The growing crisis of opioid addiction is by now well known, as is one of the key paths to dependency: prescriptions.
And there’s one group of professionals who are perhaps being prescribed painkillers more than almost any other: Pro athletes.
But with medical marijuana now widely accepted, do we need to keep doping them with dangerous drugs?
LISTEN: Province Newspaper Senior News Editor Paul Chapman on taking marijuana off the banned list
Paul Chapman, Senior News Editor with the Province has been following the issue and says taking pot off the banned list for athletes is at least worth looking at.
He says players already go to extreme measures to control pain, and points to an article by former Baltimore Ravens player Eugene Monroe that paints the picutre.
“Players prior to game line up in front of a doctor with their pants down to get a toradol shot in their butt to basically eliminate pain before it starts during a game.”
He says while anyone can get hooked on painkillers, it’s athletes who are exposed to them on a day to day basis, potentially putting them at huge risk.
But because league rules dictate they stay away from pot products, they’re instead given powerful opiates which carry both the risk of addiction and side effects.
“You’re a fool if you don’t think the NHL is in the same position. These players play, they get hurt, their livelihood depends on them keeping playing so they need a way to manage the pain.”
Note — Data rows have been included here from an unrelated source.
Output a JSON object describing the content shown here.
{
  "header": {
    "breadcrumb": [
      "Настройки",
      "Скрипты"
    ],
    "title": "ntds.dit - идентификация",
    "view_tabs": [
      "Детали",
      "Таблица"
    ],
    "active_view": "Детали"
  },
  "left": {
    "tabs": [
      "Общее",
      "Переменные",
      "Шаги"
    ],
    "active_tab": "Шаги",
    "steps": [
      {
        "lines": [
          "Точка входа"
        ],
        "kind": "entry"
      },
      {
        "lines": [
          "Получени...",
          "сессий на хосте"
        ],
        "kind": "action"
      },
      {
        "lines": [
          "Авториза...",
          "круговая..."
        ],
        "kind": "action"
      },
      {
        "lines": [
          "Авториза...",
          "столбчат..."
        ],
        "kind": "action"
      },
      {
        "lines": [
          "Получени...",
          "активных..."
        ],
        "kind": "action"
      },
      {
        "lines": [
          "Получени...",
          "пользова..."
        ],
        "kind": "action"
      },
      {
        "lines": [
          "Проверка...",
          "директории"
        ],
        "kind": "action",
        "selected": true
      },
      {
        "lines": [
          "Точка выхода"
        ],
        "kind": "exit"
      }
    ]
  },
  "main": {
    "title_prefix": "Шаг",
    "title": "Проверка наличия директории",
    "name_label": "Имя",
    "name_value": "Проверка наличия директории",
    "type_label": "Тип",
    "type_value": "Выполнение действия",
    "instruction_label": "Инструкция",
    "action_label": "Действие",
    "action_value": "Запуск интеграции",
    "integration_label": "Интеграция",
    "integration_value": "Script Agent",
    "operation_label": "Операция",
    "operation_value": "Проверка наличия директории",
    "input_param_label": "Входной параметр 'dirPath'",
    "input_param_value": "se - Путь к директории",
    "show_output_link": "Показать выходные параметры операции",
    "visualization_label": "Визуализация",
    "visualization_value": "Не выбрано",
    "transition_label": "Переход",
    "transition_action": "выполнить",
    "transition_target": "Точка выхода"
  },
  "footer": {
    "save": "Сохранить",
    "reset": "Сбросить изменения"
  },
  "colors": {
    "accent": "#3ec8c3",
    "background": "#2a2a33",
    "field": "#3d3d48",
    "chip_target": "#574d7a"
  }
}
“If you’re an NHL player and you’re blocking shots, and you’re getting run into the boards and you’re taking shots to the head, and you’ve got to go out and play the next day…. guys are going to do whatever they’ve got to do to get through.”
Chapman says its ironic that the leagues are putting willing to dose their players with such strong drugs, but shy away from marijuana which is not a performance enhancing drug.
“At the very least both the NHL, and the NFL, and frankly all pro sports, I think we can throw the CFL in there as well. They need to look at this as an alternative. There’s a lot of medical science out there.”
Chapman says there’s also interesting research suggesting a compound found in marijuana, CBD, could help either shield brain cells from damage, or even help with recuperation.
That’s something sorely due, he says, as player after player fall to the injury.
“You hear Jim Mcmahon (former QB of chicago bears) speak openly about forgetting the names of his kids, you hear about the same route he takes home every day, losing his way after having driven that for six years and having to call his wife to ask for directions… stories from any number of NFL players who have ended up taking their own lives or suffering a fatal disease… these stories are heartbreaking.”
He says if there’s even a chance the drug could help stave off these tragedies, it’s worth looking into.